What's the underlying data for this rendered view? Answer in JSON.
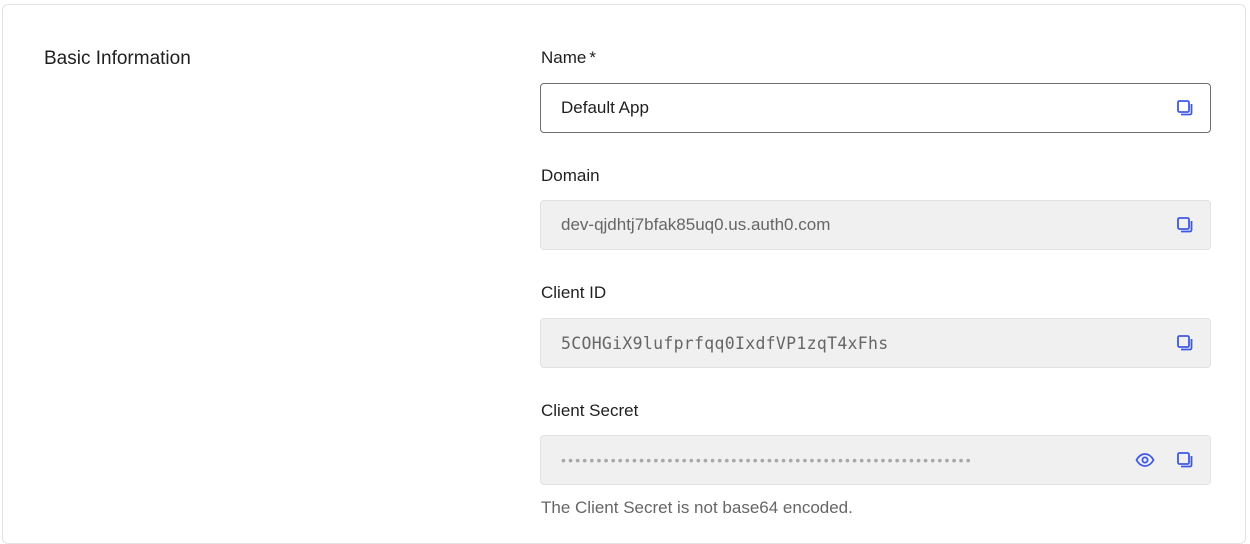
{
  "section": {
    "title": "Basic Information"
  },
  "fields": {
    "name": {
      "label": "Name",
      "required_marker": "*",
      "value": "Default App"
    },
    "domain": {
      "label": "Domain",
      "value": "dev-qjdhtj7bfak85uq0.us.auth0.com"
    },
    "client_id": {
      "label": "Client ID",
      "value": "5COHGiX9lufprfqq0IxdfVP1zqT4xFhs"
    },
    "client_secret": {
      "label": "Client Secret",
      "masked_value": "••••••••••••••••••••••••••••••••••••••••••••••••••••••••••",
      "helper": "The Client Secret is not base64 encoded."
    }
  },
  "icons": {
    "copy": "copy-icon",
    "reveal": "eye-icon"
  },
  "colors": {
    "icon_accent": "#3F59E4",
    "readonly_bg": "#F0F0F0",
    "editable_border": "#6F6F6F"
  }
}
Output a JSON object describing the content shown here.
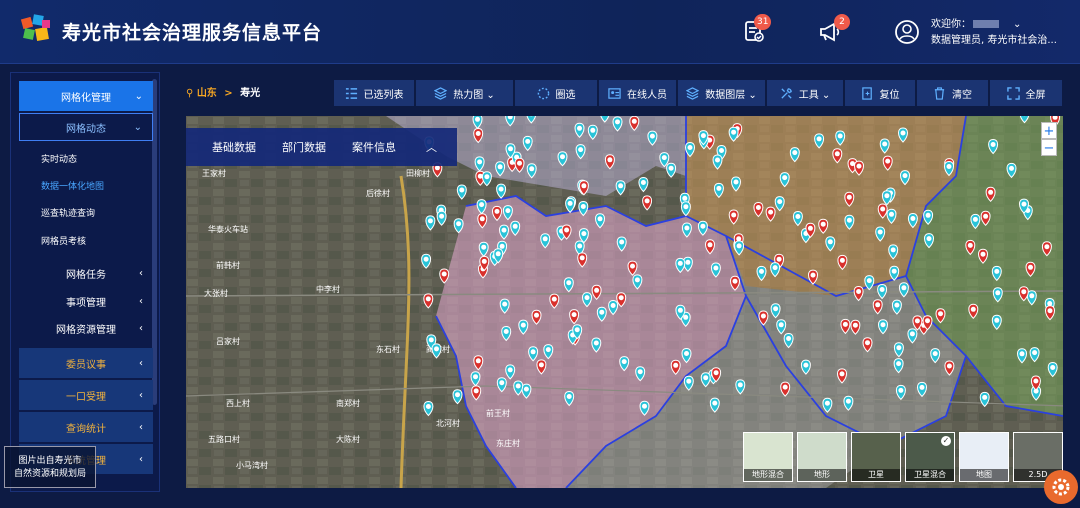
{
  "header": {
    "title": "寿光市社会治理服务信息平台",
    "tasks_badge": "31",
    "notice_badge": "2",
    "welcome": "欢迎你：",
    "user_role": "数据管理员, 寿光市社会治..."
  },
  "sidebar": {
    "items": [
      {
        "label": "网格化管理",
        "arrow": "⌄"
      },
      {
        "label": "网格动态",
        "arrow": "⌄"
      },
      {
        "label": "网格任务",
        "arrow": "‹"
      },
      {
        "label": "事项管理",
        "arrow": "‹"
      },
      {
        "label": "网格资源管理",
        "arrow": "‹"
      },
      {
        "label": "委员议事",
        "arrow": "‹"
      },
      {
        "label": "一口受理",
        "arrow": "‹"
      },
      {
        "label": "查询统计",
        "arrow": "‹"
      },
      {
        "label": "系统管理",
        "arrow": "‹"
      }
    ],
    "subitems": [
      {
        "label": "实时动态"
      },
      {
        "label": "数据一体化地图"
      },
      {
        "label": "巡查轨迹查询"
      },
      {
        "label": "网格员考核"
      }
    ]
  },
  "breadcrumb": {
    "province": "山东",
    "sep": ">",
    "city": "寿光"
  },
  "toolbar": {
    "tools": [
      "已选列表",
      "热力图 ⌄",
      "圈选",
      "在线人员",
      "数据图层 ⌄",
      "工具 ⌄",
      "复位",
      "清空",
      "全屏"
    ]
  },
  "map": {
    "tabs": [
      "基础数据",
      "部门数据",
      "案件信息"
    ],
    "collapse": "︿",
    "zoom_in": "+",
    "zoom_out": "−",
    "layers": [
      "地形混合",
      "地形",
      "卫星",
      "卫星混合",
      "地图",
      "2.5D"
    ],
    "labels": [
      "王家村",
      "华泰火车站",
      "前韩村",
      "大张村",
      "中李村",
      "吕家村",
      "东石村",
      "蔺家村",
      "西上村",
      "五路口村",
      "小马湾村",
      "南郑村",
      "大陈村",
      "北河村",
      "前王村",
      "东庄村",
      "田柳村",
      "后徐村"
    ]
  },
  "credit": {
    "line1": "图片出自寿光市",
    "line2": "自然资源和规划局"
  },
  "colors": {
    "accent": "#1a74e8",
    "marker_cyan": "#29c3d8",
    "marker_red": "#d9302c"
  }
}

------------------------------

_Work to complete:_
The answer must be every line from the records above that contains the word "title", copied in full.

_Solution below:_
    "title": "Basic Information"
    "title": "寿光市社会治理服务信息平台",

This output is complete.